Spend Matters welcomes this guest post form Avneet K Deol, market analyst at Mintec.
In the run up to Easter last year, a survey conducted by the National Retail Federation estimated that Americans spend around $2.4 billion on candy, and this year is looking to be no different, with 87% of parents preparing an Easter basket for their children. So in terms of impact for chocolate sales (mainly eggs), Easter is more important than both Halloween and Valentine’s day. Given the time of year and news that cocoa bean prices have plummeted in recent months, we decided to take look at the reasons for this.
Cocoa has dropped just over 30% on ICE futures U.S. from the start of the season in October to the lowest level in level in nine years, as global market shifts from a deficit in the previous season to the largest surplus in six years.
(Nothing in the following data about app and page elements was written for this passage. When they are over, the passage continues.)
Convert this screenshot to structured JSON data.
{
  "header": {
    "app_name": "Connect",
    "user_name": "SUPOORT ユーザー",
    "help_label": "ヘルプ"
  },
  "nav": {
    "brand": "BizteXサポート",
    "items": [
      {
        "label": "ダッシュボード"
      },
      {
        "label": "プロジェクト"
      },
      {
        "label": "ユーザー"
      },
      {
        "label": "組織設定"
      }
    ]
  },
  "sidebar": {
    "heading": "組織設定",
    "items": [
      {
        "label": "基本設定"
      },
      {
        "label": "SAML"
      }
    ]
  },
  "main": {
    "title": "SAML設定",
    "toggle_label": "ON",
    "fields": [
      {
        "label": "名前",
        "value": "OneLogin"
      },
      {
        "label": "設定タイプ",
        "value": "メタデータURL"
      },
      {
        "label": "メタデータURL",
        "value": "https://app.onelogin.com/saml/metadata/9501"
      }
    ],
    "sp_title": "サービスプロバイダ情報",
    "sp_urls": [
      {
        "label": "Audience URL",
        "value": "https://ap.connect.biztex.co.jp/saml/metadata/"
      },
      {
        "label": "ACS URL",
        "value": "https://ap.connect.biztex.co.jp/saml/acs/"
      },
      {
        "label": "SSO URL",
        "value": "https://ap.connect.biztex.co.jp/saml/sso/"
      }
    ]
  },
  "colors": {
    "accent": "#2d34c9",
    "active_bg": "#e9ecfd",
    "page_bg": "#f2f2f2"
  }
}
The initial forecast for global production in the current 2016/17 season is up 15% year-over-year at 4.55 tons, driven mainly by an increase in the Ivory Coast, as well as Ghana, Indonesia and Ecuador.
Production in the Ivory Coast is expected to increase 20% y-o-y to 1.9 million tons, following a decline last season, when strong, dusty harmattan winds from the Sahara combined with drought conditions caused by El Nino damaged the crop. In contrast, harmattan winds were mild this season. While global cocoa grindings have increased for the first time in over two years, they will see a modest increase of 3% y-o-y at 4.23 million tons — still lower that the rate of production. The outlook for a supply surplus is likely to continue to weigh down on bean prices in the short term.
However, not everything is looking so rosy at origin, with a number of exporters facing some financial difficulties, primarily those who took a long-term view of the market and bought stock. They are now facing massive losses, and some have already defaulted on contracts. This has led to cocoa piling up in warehouses at the major ports and is affecting cocoa farmer’s profits. If low prices continue, supply disruptions could impact the global chocolate market.
We mentioned earlier that it was great news that cocoa bean prices had decreased from a consumer perspective. The not so good news is that manufacturers plan Easter some 12 months in advance. So assuming that there are no supply disruptions, we will probably not see any decrease in the price we pay for our chocolate Easter eggs until Easter 2018.